Ann Romney was already fully immersed in stay-at-home motherhood — raising five sons, ages six to 16, in her Belmont home — when Mormon prophet Ezra Taft Benson took to a pulpit on February 22, 1987 and delivered a definitive sermon on gender roles in the church titled, "To the Mothers of Zion."
His message to working moms: "Come home."
The religious dynamic of the Romneys' Leave It To Beaver lifestyle has been largely lost on the partisans making hay out of the latest flare-up in the mommy wars, which was sparked by a Democratic strategist charging that Ann "has never actually worked a day in her life." But while much of the debate has centered on class — with liberals casting full-time motherhood as a luxury for the rich, and conservatives hoping working-class women will identify with her — the fact is that even if Mitt were a middle-class schoolteacher, there's a good chance Ann still would have foregone a career.
That's because for many Latter-day Saint women, staying at home to raise children is less a lifestyle choice than religious one — a divinely-appreciated sacrifice that brings with it blessings, empowerment, and spiritual prestige.

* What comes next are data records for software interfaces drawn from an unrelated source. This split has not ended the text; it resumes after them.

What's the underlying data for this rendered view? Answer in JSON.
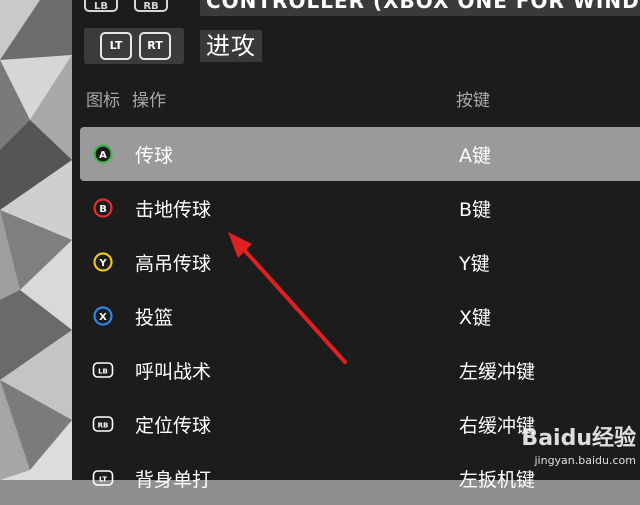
{
  "header_bar": {
    "left_pill_1": "LB",
    "left_pill_2": "RB",
    "title": "CONTROLLER (XBOX ONE FOR WIND"
  },
  "mode_bar": {
    "trigger_left": "LT",
    "trigger_right": "RT",
    "mode_title": "进攻"
  },
  "columns": {
    "icon": "图标",
    "action": "操作",
    "key": "按键"
  },
  "rows": [
    {
      "icon": "a-button-icon",
      "glyph": "A",
      "color": "#3fb54a",
      "action": "传球",
      "key": "A键",
      "selected": true
    },
    {
      "icon": "b-button-icon",
      "glyph": "B",
      "color": "#e1312b",
      "action": "击地传球",
      "key": "B键",
      "selected": false
    },
    {
      "icon": "y-button-icon",
      "glyph": "Y",
      "color": "#f2c21a",
      "action": "高吊传球",
      "key": "Y键",
      "selected": false
    },
    {
      "icon": "x-button-icon",
      "glyph": "X",
      "color": "#2f86e6",
      "action": "投篮",
      "key": "X键",
      "selected": false
    },
    {
      "icon": "lb-button-icon",
      "glyph": "LB",
      "color": "#ffffff",
      "action": "呼叫战术",
      "key": "左缓冲键",
      "selected": false
    },
    {
      "icon": "rb-button-icon",
      "glyph": "RB",
      "color": "#ffffff",
      "action": "定位传球",
      "key": "右缓冲键",
      "selected": false
    },
    {
      "icon": "lt-button-icon",
      "glyph": "LT",
      "color": "#ffffff",
      "action": "背身单打",
      "key": "左扳机键",
      "selected": false
    }
  ],
  "watermark": {
    "brand": "Baidu经验",
    "site": "jingyan.baidu.com"
  },
  "colors": {
    "panel": "#1c1c1c",
    "selected_row": "#9a9a9a",
    "arrow": "#e02020"
  }
}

Contrary to what a lot of folks on our side are saying these attacks are far more important to defend against than obsessing over Romney’s position on Afghanistan or the capital gains tax because this election is not going to be fought over issues and ideas. Were ideas and issues really important, Obama would be sitting alone in a by-the-hour motel room with a bottle of cheap bourbon and straight razor. He doesn’t have issues and he doesn’t have accomplishments so all that is left to him is to tear down Romney.
If he can convince you that Romney is a cross between Scrooge McDuck and Moe Howard who adheres to a very strange set of religious beliefs then he wins.
In both of these cases above we dodged the bullet. The rather stupid attack on Ann Romney’s decision that raising her kids was important has, in effect, made a mockery of the whole “War on Women” meme the Democrats have spent months developing. The Seamus story was short circuited by an own goal, Obama’s self-reverential memoir brags about him having eaten dog, and by Ann Romney’s candid discussion of the issue.
Had we taken the advice of any number of pundits, by Election Day these incidents would have been as much a part of Romney’s public persona as President Bush and the supermarket scanner.